A Colorado Springs military charity raked in $57,000 at an October gala.
And the keynote speaker for The Home Front Cares dinner, Air Force Gen. William Shelton, says they'll need every dime.
"As great as the needs are today, I'm going to predict that it will be more widespread in the future," Shelton told a crowd of 700 gathered at The Broadmoor for the Oct. 17 fundraiser that marked the charity's 10th anniversary.
Shelton, who heads Air Force Space Command at Peterson Air Force Base in Colorado Springs, says the charity will have to pick up slack for the federal government, which will shed hundreds of military jobs in the coming years as wars end and budgets trim.
Shelton said Space Command is working to determine how it will deal with steep cuts that will carve roughly $1 billion per year from its coffers through 2023.
"Frankly, I'm out of tricks," Shelton said. "We're going to be OK in 2014, but 2015 looks very, very bad."
The Army is planning to trim its ranks by 80,000 soldiers through 2018, and other services will likely follow suit.
The cuts come as America emerges from 12 years of war in Iraq and Afghanistan. The last U.S. troops are scheduled to leave Afghanistan by the end of 2014.
"When military members return home, the stresses don't cease," Shelton said.
The Home Front Cares, which began as a charity to help the families of deployed troops from the Pikes Peak region, is changing with the times. It is now aimed at veterans, who make up 96 percent of its clients.
Unchanged is Home Front's mission. The charity provides direct one-time support to help with critical needs including housing, utilities and transportation.

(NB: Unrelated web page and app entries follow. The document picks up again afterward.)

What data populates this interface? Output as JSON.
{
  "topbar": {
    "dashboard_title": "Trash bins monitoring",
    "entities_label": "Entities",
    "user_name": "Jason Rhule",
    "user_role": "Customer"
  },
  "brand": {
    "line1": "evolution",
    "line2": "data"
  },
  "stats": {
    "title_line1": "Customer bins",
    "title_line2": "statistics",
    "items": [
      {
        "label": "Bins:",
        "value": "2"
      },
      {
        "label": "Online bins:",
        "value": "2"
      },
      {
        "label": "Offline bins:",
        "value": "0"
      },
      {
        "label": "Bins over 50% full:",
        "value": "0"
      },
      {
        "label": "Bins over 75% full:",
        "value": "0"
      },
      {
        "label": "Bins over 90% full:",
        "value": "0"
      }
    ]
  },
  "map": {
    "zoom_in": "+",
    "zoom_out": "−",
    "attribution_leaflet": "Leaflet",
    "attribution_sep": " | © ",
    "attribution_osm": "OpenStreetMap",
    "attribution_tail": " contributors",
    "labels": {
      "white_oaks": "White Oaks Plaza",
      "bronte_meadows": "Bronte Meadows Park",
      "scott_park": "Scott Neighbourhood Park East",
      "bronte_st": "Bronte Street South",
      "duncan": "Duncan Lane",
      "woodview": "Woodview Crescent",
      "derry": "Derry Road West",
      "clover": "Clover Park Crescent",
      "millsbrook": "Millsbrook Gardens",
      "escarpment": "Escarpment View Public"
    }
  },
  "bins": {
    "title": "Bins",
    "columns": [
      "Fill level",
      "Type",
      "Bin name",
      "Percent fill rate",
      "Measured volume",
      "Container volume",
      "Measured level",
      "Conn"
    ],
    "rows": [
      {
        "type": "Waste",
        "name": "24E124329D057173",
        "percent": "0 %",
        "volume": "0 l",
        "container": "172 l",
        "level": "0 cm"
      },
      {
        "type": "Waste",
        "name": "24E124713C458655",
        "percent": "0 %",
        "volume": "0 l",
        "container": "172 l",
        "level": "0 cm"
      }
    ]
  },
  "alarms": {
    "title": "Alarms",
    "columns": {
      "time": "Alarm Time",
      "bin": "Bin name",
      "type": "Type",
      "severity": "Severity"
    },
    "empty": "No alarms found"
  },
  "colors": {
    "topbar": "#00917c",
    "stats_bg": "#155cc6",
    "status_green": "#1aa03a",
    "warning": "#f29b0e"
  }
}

Last year, the charity helped 358 people.
"We want you to know we'll be here for a long time to come - as long as we're needed," said Home Front's chairman, Tom Daschbach.
The demands on Home Front are growing - it expects increases of 10 percent or more a year.
"The Home Front Cares is on the right track, but we do have some challenges financially," Daschbach said.
At the same time, the charity is looking to expand its reach by working with Denver-area veterans.
The charity's executive director, April Speake, said by helping veterans manage their lives, The Home Front Cares is saving lives.
"Hope can buy a day, it can buy a week, it can buy a life," she said.